Chapman said capital and operating expenditures steadily increased over the last decade at the Texas City facility, particularly from 2001 to 2004.

"We engaged in many efforts to improve the safety culture," he said, adding that those efforts are continuing.

Since the explosion, Merritt said BP has expressed a strong desire to improve its safety performance globally, has cooperated fully with investigators and has shared its experiences with the rest of the refining industry.

But the CSB said that before the explosion, a 2003 external BP audit referred to the Texas City plant's infrastructure and assets as "poor" and found what called a "checkbook mentality."

Merritt said budget cuts of 25 percent from 1998 through 2000 caused a progressive deterioration of safety at the refinery.

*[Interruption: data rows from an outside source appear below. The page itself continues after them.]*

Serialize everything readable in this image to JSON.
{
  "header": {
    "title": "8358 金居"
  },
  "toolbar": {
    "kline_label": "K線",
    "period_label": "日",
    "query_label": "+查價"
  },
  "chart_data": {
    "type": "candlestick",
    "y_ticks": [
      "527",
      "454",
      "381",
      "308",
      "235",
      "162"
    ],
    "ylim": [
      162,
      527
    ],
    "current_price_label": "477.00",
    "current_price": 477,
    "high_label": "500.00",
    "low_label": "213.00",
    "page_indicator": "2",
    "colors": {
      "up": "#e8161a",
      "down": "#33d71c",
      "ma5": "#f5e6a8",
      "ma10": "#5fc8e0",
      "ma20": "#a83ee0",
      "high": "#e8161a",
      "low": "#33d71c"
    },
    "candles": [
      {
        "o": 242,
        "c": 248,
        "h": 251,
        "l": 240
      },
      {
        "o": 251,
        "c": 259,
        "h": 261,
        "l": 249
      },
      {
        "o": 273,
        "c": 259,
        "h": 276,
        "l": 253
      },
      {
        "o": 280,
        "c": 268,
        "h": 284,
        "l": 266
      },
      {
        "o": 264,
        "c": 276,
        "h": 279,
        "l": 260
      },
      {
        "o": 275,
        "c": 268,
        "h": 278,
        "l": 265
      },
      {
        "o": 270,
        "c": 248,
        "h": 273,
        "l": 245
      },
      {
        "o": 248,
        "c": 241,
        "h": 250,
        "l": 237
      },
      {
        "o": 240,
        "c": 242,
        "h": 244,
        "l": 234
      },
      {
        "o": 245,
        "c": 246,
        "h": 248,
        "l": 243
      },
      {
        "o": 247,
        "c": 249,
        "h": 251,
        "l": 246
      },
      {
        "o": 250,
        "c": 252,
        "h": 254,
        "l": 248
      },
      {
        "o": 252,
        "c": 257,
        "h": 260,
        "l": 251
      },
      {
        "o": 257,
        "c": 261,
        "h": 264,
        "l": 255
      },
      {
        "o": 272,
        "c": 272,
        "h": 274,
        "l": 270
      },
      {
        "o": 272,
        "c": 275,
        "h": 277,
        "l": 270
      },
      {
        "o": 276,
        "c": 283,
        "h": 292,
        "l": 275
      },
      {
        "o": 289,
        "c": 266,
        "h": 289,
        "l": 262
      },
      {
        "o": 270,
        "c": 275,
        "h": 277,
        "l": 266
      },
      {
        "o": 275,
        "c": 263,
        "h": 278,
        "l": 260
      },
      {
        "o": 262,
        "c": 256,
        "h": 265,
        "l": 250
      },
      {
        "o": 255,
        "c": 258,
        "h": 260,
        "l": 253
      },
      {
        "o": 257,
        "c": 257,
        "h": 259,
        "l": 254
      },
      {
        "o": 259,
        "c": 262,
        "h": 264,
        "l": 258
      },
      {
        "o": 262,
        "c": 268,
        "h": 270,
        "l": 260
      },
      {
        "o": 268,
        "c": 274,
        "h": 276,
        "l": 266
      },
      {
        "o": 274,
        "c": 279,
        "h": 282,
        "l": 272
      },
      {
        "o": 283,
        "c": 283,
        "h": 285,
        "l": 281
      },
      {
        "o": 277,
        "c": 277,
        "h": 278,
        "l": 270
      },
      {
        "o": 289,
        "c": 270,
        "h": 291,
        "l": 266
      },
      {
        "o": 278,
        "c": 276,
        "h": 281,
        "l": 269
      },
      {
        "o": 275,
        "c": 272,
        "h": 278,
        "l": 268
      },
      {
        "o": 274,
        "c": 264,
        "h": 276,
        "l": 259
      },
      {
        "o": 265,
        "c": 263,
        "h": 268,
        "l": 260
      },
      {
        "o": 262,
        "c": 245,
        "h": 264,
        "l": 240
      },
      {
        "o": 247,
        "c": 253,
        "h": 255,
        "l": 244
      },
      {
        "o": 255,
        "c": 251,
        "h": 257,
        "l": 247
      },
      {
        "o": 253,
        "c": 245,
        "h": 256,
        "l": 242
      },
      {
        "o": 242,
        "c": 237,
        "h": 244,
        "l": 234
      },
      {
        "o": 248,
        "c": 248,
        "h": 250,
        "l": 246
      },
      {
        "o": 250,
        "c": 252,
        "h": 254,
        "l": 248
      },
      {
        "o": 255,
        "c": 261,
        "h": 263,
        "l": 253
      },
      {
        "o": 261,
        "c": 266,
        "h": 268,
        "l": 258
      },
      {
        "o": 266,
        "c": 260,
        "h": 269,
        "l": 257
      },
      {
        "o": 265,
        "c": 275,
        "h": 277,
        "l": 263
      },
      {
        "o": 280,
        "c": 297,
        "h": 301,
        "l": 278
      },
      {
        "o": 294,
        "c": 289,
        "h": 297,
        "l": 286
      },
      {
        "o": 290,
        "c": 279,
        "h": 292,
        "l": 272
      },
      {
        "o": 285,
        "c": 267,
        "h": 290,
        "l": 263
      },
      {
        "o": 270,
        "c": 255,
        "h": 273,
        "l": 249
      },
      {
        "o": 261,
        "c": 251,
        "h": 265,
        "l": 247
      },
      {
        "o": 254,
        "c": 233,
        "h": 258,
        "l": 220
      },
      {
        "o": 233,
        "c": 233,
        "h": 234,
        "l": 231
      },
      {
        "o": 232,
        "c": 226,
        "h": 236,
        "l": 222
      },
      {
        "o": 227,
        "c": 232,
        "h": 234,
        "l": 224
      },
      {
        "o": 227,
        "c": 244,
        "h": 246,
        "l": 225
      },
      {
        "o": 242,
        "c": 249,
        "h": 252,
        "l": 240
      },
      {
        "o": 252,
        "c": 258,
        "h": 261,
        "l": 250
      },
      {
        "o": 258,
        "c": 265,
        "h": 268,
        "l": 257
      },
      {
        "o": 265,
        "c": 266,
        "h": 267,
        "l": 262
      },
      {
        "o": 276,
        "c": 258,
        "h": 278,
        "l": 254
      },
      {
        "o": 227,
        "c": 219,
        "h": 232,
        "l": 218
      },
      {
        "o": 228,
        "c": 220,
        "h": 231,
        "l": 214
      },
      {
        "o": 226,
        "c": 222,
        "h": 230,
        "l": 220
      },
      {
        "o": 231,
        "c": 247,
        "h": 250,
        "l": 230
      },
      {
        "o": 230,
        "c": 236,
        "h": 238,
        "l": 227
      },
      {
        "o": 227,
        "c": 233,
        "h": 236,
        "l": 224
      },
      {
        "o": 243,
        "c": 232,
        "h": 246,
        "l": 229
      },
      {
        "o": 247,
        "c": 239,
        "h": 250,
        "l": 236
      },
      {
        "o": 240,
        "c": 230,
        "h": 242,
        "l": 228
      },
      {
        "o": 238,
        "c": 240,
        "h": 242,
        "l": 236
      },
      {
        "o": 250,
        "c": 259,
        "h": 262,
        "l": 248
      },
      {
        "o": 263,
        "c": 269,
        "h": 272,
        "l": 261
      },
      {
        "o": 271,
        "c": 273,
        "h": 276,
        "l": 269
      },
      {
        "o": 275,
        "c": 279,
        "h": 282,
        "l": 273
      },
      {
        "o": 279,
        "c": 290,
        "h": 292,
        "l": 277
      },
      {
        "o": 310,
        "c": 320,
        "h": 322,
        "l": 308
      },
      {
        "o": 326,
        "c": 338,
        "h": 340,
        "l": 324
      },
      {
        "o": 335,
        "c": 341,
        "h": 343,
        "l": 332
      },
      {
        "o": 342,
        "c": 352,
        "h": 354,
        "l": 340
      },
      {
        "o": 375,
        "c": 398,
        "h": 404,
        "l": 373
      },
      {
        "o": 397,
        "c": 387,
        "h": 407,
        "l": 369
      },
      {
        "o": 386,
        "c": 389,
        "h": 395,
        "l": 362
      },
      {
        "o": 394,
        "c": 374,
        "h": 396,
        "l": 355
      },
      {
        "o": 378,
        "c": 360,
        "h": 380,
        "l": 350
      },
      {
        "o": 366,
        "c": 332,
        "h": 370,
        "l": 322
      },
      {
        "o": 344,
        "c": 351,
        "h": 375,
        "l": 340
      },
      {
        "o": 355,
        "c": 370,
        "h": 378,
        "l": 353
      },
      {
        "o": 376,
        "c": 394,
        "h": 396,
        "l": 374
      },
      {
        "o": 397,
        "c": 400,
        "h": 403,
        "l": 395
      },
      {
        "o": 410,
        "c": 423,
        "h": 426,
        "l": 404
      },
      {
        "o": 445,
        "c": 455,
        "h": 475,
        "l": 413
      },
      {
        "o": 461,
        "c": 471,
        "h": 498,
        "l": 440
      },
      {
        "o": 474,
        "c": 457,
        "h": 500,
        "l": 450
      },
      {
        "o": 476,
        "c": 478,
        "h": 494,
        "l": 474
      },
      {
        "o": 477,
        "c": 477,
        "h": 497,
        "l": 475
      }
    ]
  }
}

The CSB also said the Texas City plant's training staff was reduced from 30 in 1997 to eight in 2004 and the training department budget was cut in half from 1998 to 2004.

The CSB's new findings come a day after CBS' "60 Minutes" reported that safety experts for BP warned their bosses of the potential for a "major site incident" 2 1/2 years before the blast.

The explosion occurred when part of the plant's isomerization unit, which boosts the level of octane in gasoline, overfilled with highly flammable liquid hydrocarbons.

There was a geyser-like release of flammable liquid and vapor, which ignited as the unit was starting up. Alarms and gauges that should have warned of the overfilling equipment failed to work at the plant, located about 40 miles southeast of Houston.

In its initial report last October, the CSB, one of several government agencies investigating the blast, concluded the unit had a history of problems and was not hooked up to a flare system that burns off vapor and could have prevented or minimized the accident.

The report also found that BP fostered bad management at the plant.

The only civil lawsuit involving fatalities from the blast that has not been settled out of court is set to go to trial in November.

HoustonChronicle.com -- http://www.HoustonChronicle.com | Section: Front page
This article is: http://www.chron.com/disp/story.mpl/front/4297400.html
Link Posted: 10/30/2006 12:47:39 PM EST
It's only oil, let it burn!
Link Posted: 10/30/2006 1:04:32 PM EST
In other news, one of the refineries in Texas City had a HUGE flare stack flame going. I mean, it lit up the sky in Galveston. I thought the stack was on fire, but when I went over to the dike later that night, it was just a much bigger than normal flame that eventually died down to normal. It was weird
Top Top